**Exercise details:**
The listing below must be duplicated in full, with nothing altered.

**Records for the exercise:**
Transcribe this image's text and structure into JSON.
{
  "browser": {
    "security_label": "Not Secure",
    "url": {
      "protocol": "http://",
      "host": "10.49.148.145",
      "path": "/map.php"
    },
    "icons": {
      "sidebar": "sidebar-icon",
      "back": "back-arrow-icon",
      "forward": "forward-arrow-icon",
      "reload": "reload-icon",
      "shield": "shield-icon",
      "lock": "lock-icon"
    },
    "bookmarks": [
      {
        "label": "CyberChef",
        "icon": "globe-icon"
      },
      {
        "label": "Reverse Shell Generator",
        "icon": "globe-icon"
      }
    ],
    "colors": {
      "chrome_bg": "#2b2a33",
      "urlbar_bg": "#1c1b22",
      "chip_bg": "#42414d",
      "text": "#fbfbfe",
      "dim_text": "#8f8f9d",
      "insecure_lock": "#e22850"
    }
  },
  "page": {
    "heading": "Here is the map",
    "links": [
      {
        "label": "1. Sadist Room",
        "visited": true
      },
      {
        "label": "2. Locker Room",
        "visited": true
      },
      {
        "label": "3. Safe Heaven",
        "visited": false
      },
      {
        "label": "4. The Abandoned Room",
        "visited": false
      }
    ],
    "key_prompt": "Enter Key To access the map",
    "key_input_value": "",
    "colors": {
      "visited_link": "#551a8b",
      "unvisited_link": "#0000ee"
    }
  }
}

**Answer section:**
Transcribe this image's text and structure into JSON.
{
  "browser": {
    "security_label": "Not Secure",
    "url": {
      "protocol": "http://",
      "host": "10.49.148.145",
      "path": "/map.php"
    },
    "icons": {
      "sidebar": "sidebar-icon",
      "back": "back-arrow-icon",
      "forward": "forward-arrow-icon",
      "reload": "reload-icon",
      "shield": "shield-icon",
      "lock": "lock-icon"
    },
    "bookmarks": [
      {
        "label": "CyberChef",
        "icon": "globe-icon"
      },
      {
        "label": "Reverse Shell Generator",
        "icon": "globe-icon"
      }
    ],
    "colors": {
      "chrome_bg": "#2b2a33",
      "urlbar_bg": "#1c1b22",
      "chip_bg": "#42414d",
      "text": "#fbfbfe",
      "dim_text": "#8f8f9d",
      "insecure_lock": "#e22850"
    }
  },
  "page": {
    "heading": "Here is the map",
    "links": [
      {
        "label": "1. Sadist Room",
        "visited": true
      },
      {
        "label": "2. Locker Room",
        "visited": true
      },
      {
        "label": "3. Safe Heaven",
        "visited": false
      },
      {
        "label": "4. The Abandoned Room",
        "visited": false
      }
    ],
    "key_prompt": "Enter Key To access the map",
    "key_input_value": "",
    "colors": {
      "visited_link": "#551a8b",
      "unvisited_link": "#0000ee"
    }
  }
}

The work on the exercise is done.